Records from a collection
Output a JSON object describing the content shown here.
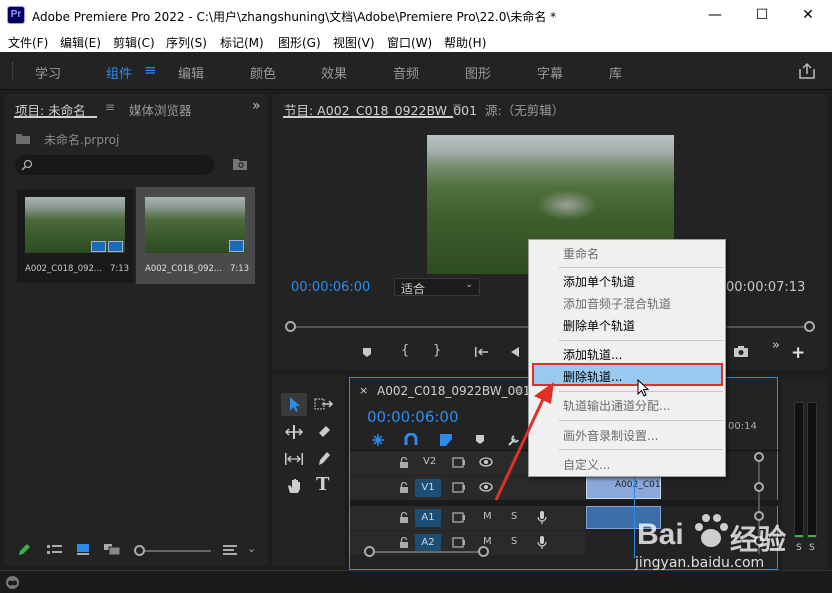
{
  "window": {
    "app_icon": "Pr",
    "title": "Adobe Premiere Pro 2022 - C:\\用户\\zhangshuning\\文档\\Adobe\\Premiere Pro\\22.0\\未命名 *",
    "minimize": "—",
    "maximize": "☐",
    "close": "✕"
  },
  "menu": [
    "文件(F)",
    "编辑(E)",
    "剪辑(C)",
    "序列(S)",
    "标记(M)",
    "图形(G)",
    "视图(V)",
    "窗口(W)",
    "帮助(H)"
  ],
  "workspaces": {
    "items": [
      "学习",
      "组件",
      "编辑",
      "颜色",
      "效果",
      "音频",
      "图形",
      "字幕",
      "库"
    ],
    "active": "组件",
    "menu_icon": "≡",
    "share_icon": "share-icon"
  },
  "project": {
    "tab_project": "项目: 未命名",
    "tab_media": "媒体浏览器",
    "more": "»",
    "project_file": "未命名.prproj",
    "search_placeholder": "",
    "clips": [
      {
        "name": "A002_C018_092...",
        "duration": "7:13"
      },
      {
        "name": "A002_C018_092...",
        "duration": "7:13"
      }
    ]
  },
  "program": {
    "tab_program": "节目: A002_C018_0922BW_001",
    "tab_source": "源:（无剪辑）",
    "timecode": "00:00:06:00",
    "fit": "适合",
    "duration": "00:00:07:13"
  },
  "timeline": {
    "tab": "A002_C018_0922BW_001",
    "timecode": "00:00:06:00",
    "ruler_label": "00:14",
    "tracks": [
      {
        "name": "V2",
        "type": "video"
      },
      {
        "name": "V1",
        "type": "video",
        "target": "V1"
      },
      {
        "name": "A1",
        "type": "audio",
        "target": "A1",
        "m": "M",
        "s": "S"
      },
      {
        "name": "A2",
        "type": "audio",
        "target": "A2",
        "m": "M",
        "s": "S"
      }
    ],
    "clip_label": "A002_C01",
    "meter_labels": [
      "S",
      "S"
    ]
  },
  "context_menu": {
    "items": [
      {
        "label": "重命名",
        "disabled": true
      },
      {
        "label": "添加单个轨道",
        "disabled": false
      },
      {
        "label": "添加音频子混合轨道",
        "disabled": true
      },
      {
        "label": "删除单个轨道",
        "disabled": false
      },
      {
        "label": "添加轨道...",
        "disabled": false
      },
      {
        "label": "删除轨道...",
        "disabled": false,
        "highlighted": true
      },
      {
        "label": "轨道输出通道分配...",
        "disabled": true
      },
      {
        "label": "画外音录制设置...",
        "disabled": true
      },
      {
        "label": "自定义...",
        "disabled": true
      }
    ]
  },
  "watermark": {
    "brand": "Bai",
    "brand2": "经验",
    "url": "jingyan.baidu.com"
  },
  "colors": {
    "accent": "#2d8ceb",
    "highlight_border": "#e0302a",
    "highlight_fill": "#99c9ef"
  }
}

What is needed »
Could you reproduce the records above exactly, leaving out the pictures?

Task solution »
Output a JSON object describing the content shown here.
{
  "window": {
    "app_icon": "Pr",
    "title": "Adobe Premiere Pro 2022 - C:\\用户\\zhangshuning\\文档\\Adobe\\Premiere Pro\\22.0\\未命名 *",
    "minimize": "—",
    "maximize": "☐",
    "close": "✕"
  },
  "menu": [
    "文件(F)",
    "编辑(E)",
    "剪辑(C)",
    "序列(S)",
    "标记(M)",
    "图形(G)",
    "视图(V)",
    "窗口(W)",
    "帮助(H)"
  ],
  "workspaces": {
    "items": [
      "学习",
      "组件",
      "编辑",
      "颜色",
      "效果",
      "音频",
      "图形",
      "字幕",
      "库"
    ],
    "active": "组件",
    "menu_icon": "≡",
    "share_icon": "share-icon"
  },
  "project": {
    "tab_project": "项目: 未命名",
    "tab_media": "媒体浏览器",
    "more": "»",
    "project_file": "未命名.prproj",
    "search_placeholder": "",
    "clips": [
      {
        "name": "A002_C018_092...",
        "duration": "7:13"
      },
      {
        "name": "A002_C018_092...",
        "duration": "7:13"
      }
    ]
  },
  "program": {
    "tab_program": "节目: A002_C018_0922BW_001",
    "tab_source": "源:（无剪辑）",
    "timecode": "00:00:06:00",
    "fit": "适合",
    "duration": "00:00:07:13"
  },
  "timeline": {
    "tab": "A002_C018_0922BW_001",
    "timecode": "00:00:06:00",
    "ruler_label": "00:14",
    "tracks": [
      {
        "name": "V2",
        "type": "video"
      },
      {
        "name": "V1",
        "type": "video",
        "target": "V1"
      },
      {
        "name": "A1",
        "type": "audio",
        "target": "A1",
        "m": "M",
        "s": "S"
      },
      {
        "name": "A2",
        "type": "audio",
        "target": "A2",
        "m": "M",
        "s": "S"
      }
    ],
    "clip_label": "A002_C01",
    "meter_labels": [
      "S",
      "S"
    ]
  },
  "context_menu": {
    "items": [
      {
        "label": "重命名",
        "disabled": true
      },
      {
        "label": "添加单个轨道",
        "disabled": false
      },
      {
        "label": "添加音频子混合轨道",
        "disabled": true
      },
      {
        "label": "删除单个轨道",
        "disabled": false
      },
      {
        "label": "添加轨道...",
        "disabled": false
      },
      {
        "label": "删除轨道...",
        "disabled": false,
        "highlighted": true
      },
      {
        "label": "轨道输出通道分配...",
        "disabled": true
      },
      {
        "label": "画外音录制设置...",
        "disabled": true
      },
      {
        "label": "自定义...",
        "disabled": true
      }
    ]
  },
  "watermark": {
    "brand": "Bai",
    "brand2": "经验",
    "url": "jingyan.baidu.com"
  },
  "colors": {
    "accent": "#2d8ceb",
    "highlight_border": "#e0302a",
    "highlight_fill": "#99c9ef"
  }
}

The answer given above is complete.